Friday, May 31, 2013, posted by Q6 at 9:10 PM
Before I begin, let me preface with this:  I'm fine.  A good deal of my life is in great shape.  My wife is awesome.  My kids are fantastic.  My health is good (despite the fact I'm almost three months overdue for blood work to prove I can, in fact, control my cholesterol levels without the ingestion of synthetic medications or by reducing my diet to nothing but raw lettuce and shredded tree bark).  Mentally, though, I have my moments.
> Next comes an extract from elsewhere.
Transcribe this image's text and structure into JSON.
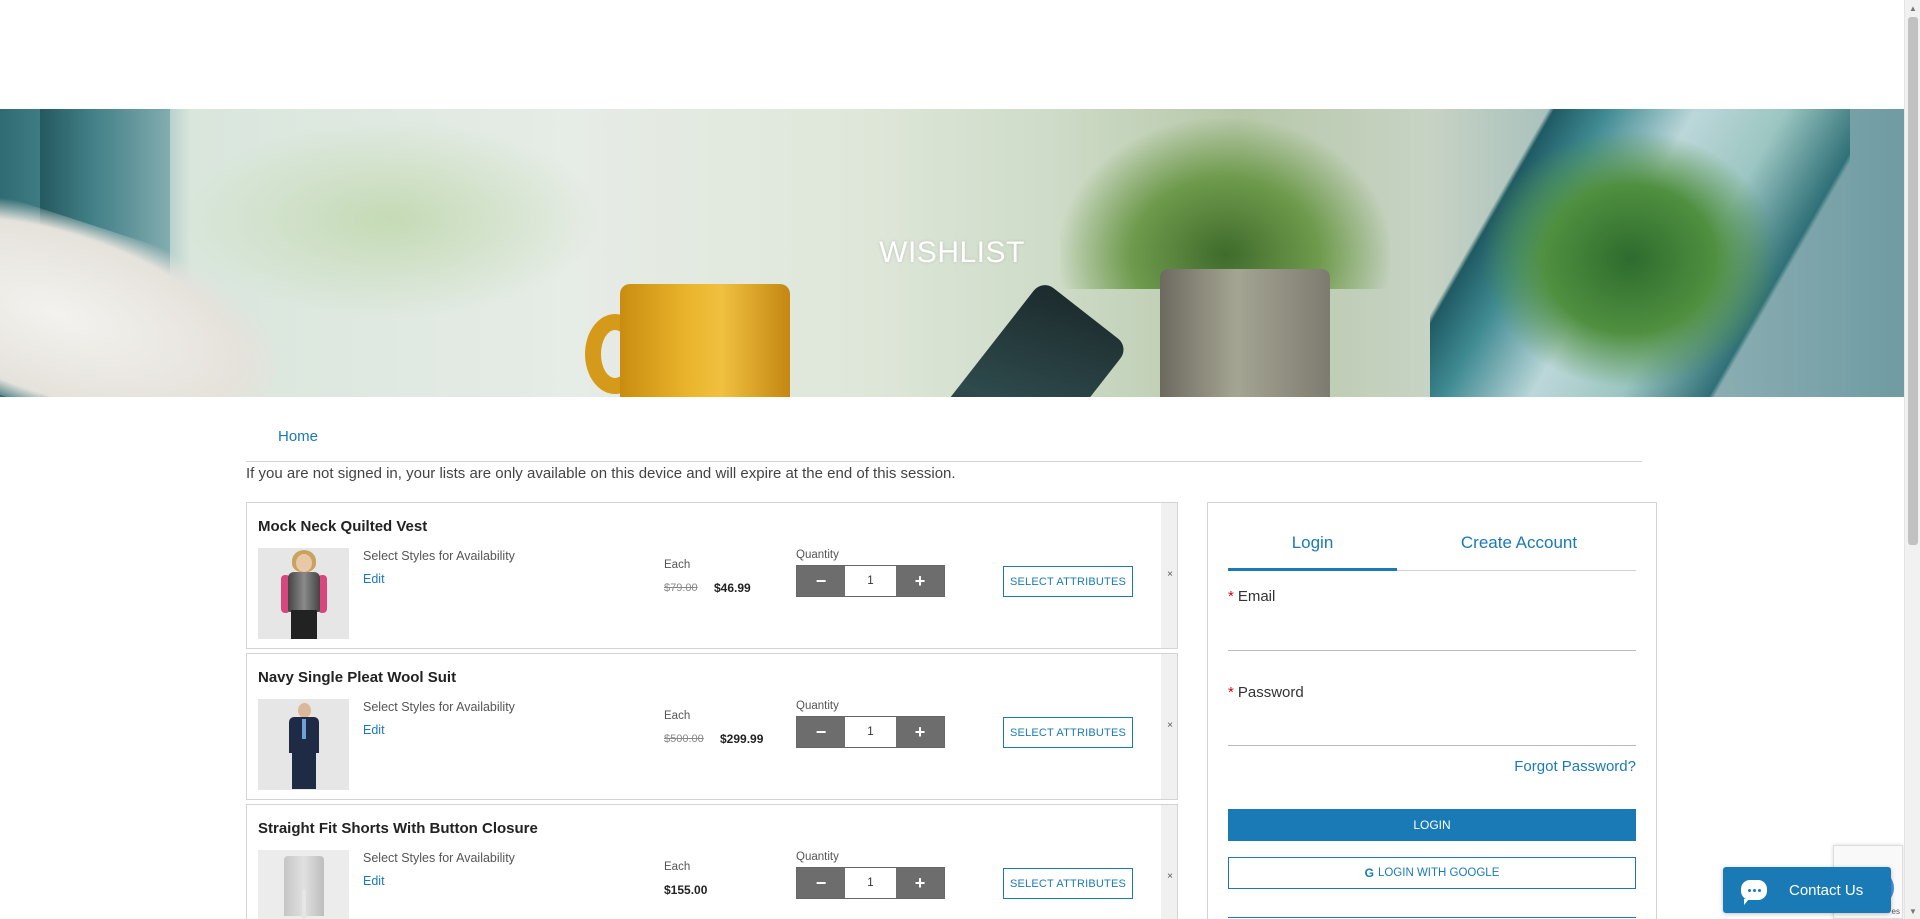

I have quite a few "big" things going on in my life right now:  my daughter attends a university which requires healthy tuition payments; my wife deals with some medical issues which, though by no means terminal, are certainly taking their toll on her; my son's career continues to move in a positive direction -- at a rate that exceeds my expectations -- but is still struggling to deal with financial things like taxes and car repair (and helping him with these is probably, in long run, cheaper than having him move back in).  All of these weigh on me from time to time.

And yet, lately, it seems to be the little things that weigh on me the most.  The other day I took a day off from work (which doesn't happen often, as I do not have one of those jobs where someone fills in, so taking a day off merely means that instead of five days to complete five days worth of work, I have four days to complete five days worth of work; it's like taking time off in dog years, or something) so that I could drive my daughter to the airport -- not the local one, but the one almost an hour away -- for a flight around noon.  It meant she and I could stop for a leisurely breakfast at a little place I know, and then afterward I would have a leisurely afternoon.

I was looking forward to the leisure of my afternoon.  I don't get the chance to do that nearly often enough.  Now I know why.

My brain doesn't do "neutral" well at all.

Upon returning from the airport I found I had something like four hours to myself (I had two early evening events for work).  I could have read.  I could have written.  I could have watched TV.  I could have napped.  So what did I do?

I cleaned up a pile of my stuff on the dining room table.  And in doing so, I discovered another small pile of my junk, so I took care of it, too.  Then I saw something that needed to go to the garage, which reminded me of two other things I had upstairs that needed to go as well, so I took care of that.  Each small project led to another small, meaningless project.  (Before you decide to jump ahead of me, let me make this clear:  this story does NOT end with my house being immaculate and organized in a two hour span of time.  I did a few things I wouldn't ordinarily have time for.  Thank God I stopped myself just as I noticed what a mess my home office desk is.)

The problem was this:  these tasks required almost zero brain activity.  I was doing work that chimpanzees might react to with, "Seriously, they're feeding us just for doing this simple stuff?"  And by doing tasks that required little to no thought, what did my brain default to?

"Why are you doing a job you don't enjoy?  How come there isn't a way to do what makes you happy AND still pay all the bills?  Why do you let your job get you so down?  How come other people don't seem to worry about work as much as you do?  What are you doing with your life, man?"  And so on.  

At the end of it, after all the little tasks were done and several -- but not all (God forbid I actually finish a project I start) -- piles of stuff were either dispensed with or moved to more storage-y locations, my brain had taken me to a place of... of resignation.  (I'm not suicidal, I don't plan on being suicidal, and I'm not really within ten city blocks of thinking such things.  Chill.)  There's a feeling of defeat that comes over me every now and again -- usually in conjunction with thoughts about my career -- that I just can't seem to shake.  And when my brain has nothing to do, for some reason, that's where it goes.

So not only do I find it difficult to quiet my brain down after a long day/week at work, I think I'm afraid to quiet it down... because I know exactly where it's going to go, and it ain't always pretty in there.

I'm looking for diversions.  Reading.  Trying (and usually failing) to find more time to write.  I thought about therapy, but then considered how less expensive alcoholism could be; only to have two bottles of cherry cider (I'm not lying:  it's called "Cherry Bomb") explode in my kitchen, sending sticky alcohol and tiny shards of glass throughout the kitchen.  Message received, Universe.

And, might I add, well played.


 
1 Comments:


At 2:21 AM, Blogger Mark Wilk Moloney

Well, you could take the best part of alcoholism, without taking the whole addiction part, the three-liner:

"Grant me the serenity to accept the things I cannot change,

The courage to change the things I can,

And wisdom to know the difference."


As long as bills must be paid, and we have to pitch in, we're somewhat enslaved by our jobs.

You can understand why, in all of those heist movies, the villains always need to do "one last job" - because they can't pay their bills, if they retire too early.

So, in other words, not even resorting to a life of crime can help us now.